Behind the Day

Behind the day  is set in the Alps and depicts the present time, a period in which fixed values end up on quicksand and start to shift. It shows how our view of themes such as the environment, democracy and fellow human beings has changed at a rapid pace over the last decade. Lars van den Brink uses man as a symbol for willpower, hope and inspiration.

By letting go of the unity of time and  combining different shots, he distances himself from the analytical nature of photography and is able to create images that go beyond mere registration.

Behind the day is the sequel to his series Frozen Time in which Lars first used a technique that brings both day and night into one image. In this new series, he has further explored ways to ‘paint’ with photographic material, in order to amaze the viewer and lift him out of reality.

The works consist of authentic, photographically obtained material ,no digital data, with which Behind the Day is also emphasizing the choices we make about what we want to see; which story do we filter from the world around us?

For this series, Lars travelled for over two years through the French, Swiss and Italian Alps. He slept in mountain huts or in a tent, and often photographed from the exact same location for about fourteen hours. During those sessions he saw the moon and stars give way to the sun, and the change in colour of the light and the landscape. With his camera he captured people and events in order to later build up his story and created Behind the day.

The end result is a filtering and compression of compounded time; images that refer to classical romantic painting, but also to the contemporary landscapes used in games.

Frozen Time

Since the last two years at the Royal Academy of Art The Hague (1996 – 2001) I am fascinated about the different ways photography gives me the opportunity to take reality into my own hands and give it a little spin so I can show my story.

Within my photography I examine different techniques that enable me to portrait my fascination for a person, a location or a topic.

In my latest work I use the possibilities contemporary technology offers to lift the unity of time. And thus I play with one of the classic characteristic of photography. Day and night, hours and minutes, they all become fluid within my work.

In my method of work I do not interfere with what is happening in front of my lens. I build my story just out of scenes and people that happened to pass by. By doing so I create a somewhat surrealistic tableau vivant with a strong documentary character.

My photo’s are often overly crowded landscapes which, like Museum de Fundatie wrote, remind the viewer off late medieval masters like Pieter Breugel or Jeroen Bosch.
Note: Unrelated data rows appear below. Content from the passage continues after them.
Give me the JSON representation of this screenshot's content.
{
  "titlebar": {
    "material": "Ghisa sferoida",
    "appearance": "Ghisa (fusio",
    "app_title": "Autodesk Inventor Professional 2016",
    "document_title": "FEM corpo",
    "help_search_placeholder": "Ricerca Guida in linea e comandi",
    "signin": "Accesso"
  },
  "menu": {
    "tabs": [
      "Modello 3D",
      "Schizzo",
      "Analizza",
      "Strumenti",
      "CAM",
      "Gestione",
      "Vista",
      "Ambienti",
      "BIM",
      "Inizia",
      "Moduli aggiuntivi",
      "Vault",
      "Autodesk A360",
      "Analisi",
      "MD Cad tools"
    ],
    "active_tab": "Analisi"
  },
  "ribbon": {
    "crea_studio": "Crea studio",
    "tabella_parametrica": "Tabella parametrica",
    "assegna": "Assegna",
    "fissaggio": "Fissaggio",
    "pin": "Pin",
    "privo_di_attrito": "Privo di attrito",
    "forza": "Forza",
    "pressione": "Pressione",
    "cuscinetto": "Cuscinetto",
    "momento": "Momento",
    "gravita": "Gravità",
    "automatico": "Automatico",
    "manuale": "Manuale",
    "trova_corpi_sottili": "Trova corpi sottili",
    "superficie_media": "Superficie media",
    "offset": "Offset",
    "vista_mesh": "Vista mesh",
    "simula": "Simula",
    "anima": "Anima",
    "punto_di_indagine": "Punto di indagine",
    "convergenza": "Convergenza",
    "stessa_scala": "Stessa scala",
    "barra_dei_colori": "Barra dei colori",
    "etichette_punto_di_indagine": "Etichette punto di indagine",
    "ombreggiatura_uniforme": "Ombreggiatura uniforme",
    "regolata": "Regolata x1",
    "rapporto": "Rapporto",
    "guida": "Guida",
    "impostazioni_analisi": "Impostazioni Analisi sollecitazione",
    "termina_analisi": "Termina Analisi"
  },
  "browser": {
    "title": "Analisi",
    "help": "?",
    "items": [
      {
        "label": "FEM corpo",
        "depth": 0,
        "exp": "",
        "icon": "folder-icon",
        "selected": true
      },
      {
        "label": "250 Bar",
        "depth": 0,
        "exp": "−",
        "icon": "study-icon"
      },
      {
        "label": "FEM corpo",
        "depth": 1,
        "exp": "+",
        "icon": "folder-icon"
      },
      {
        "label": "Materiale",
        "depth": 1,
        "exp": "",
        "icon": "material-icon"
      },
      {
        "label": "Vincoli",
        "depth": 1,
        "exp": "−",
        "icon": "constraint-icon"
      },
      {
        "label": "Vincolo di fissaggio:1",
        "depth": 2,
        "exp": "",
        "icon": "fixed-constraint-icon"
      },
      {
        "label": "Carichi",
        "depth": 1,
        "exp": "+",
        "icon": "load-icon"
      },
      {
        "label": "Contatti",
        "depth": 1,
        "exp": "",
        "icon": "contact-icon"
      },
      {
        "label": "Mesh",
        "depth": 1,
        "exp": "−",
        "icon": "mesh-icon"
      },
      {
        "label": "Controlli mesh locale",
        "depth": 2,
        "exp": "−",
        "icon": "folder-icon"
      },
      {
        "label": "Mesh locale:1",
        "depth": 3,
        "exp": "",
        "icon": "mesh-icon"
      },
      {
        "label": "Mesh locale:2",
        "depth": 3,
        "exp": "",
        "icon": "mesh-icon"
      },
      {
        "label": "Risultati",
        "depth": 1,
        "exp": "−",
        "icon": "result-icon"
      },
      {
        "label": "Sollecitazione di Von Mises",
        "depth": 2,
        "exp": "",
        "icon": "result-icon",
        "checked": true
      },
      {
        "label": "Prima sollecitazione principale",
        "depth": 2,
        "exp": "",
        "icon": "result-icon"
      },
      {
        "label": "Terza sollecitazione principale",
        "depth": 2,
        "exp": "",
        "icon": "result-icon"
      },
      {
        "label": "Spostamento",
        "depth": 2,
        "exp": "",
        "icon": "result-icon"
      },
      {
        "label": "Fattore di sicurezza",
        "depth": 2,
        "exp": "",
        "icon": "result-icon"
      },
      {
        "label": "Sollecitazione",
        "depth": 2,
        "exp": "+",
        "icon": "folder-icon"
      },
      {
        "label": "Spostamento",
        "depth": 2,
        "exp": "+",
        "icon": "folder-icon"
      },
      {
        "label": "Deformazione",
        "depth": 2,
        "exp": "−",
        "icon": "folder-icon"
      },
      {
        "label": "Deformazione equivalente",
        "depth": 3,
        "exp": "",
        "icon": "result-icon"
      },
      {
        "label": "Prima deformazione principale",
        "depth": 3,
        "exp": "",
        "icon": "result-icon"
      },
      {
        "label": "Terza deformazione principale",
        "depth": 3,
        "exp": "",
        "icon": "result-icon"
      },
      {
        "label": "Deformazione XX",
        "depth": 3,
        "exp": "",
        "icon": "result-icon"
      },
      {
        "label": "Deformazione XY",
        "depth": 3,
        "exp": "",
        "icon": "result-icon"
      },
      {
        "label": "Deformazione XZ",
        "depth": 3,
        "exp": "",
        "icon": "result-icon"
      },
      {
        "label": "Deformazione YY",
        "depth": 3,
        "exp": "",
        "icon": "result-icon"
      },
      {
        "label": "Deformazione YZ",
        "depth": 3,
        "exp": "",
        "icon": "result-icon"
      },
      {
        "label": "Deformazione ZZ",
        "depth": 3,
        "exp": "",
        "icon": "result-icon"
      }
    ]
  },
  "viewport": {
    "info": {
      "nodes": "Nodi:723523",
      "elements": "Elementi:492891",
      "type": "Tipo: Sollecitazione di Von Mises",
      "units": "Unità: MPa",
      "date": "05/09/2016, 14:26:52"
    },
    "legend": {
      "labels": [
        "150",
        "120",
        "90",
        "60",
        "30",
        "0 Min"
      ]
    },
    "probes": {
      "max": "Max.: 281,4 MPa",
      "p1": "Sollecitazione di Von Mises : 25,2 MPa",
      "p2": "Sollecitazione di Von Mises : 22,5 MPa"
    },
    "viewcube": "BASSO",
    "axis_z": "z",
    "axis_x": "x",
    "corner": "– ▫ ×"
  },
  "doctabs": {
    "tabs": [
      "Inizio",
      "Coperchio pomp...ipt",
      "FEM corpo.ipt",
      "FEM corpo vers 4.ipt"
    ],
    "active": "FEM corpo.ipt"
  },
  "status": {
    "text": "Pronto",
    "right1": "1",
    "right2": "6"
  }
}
Filling my compositions with little human stories, which reflect my fascination for us, the human race. The images shape my emotion about the ongoing quest in life.

It is the solitary element in us that stirs and inspires me to make this work.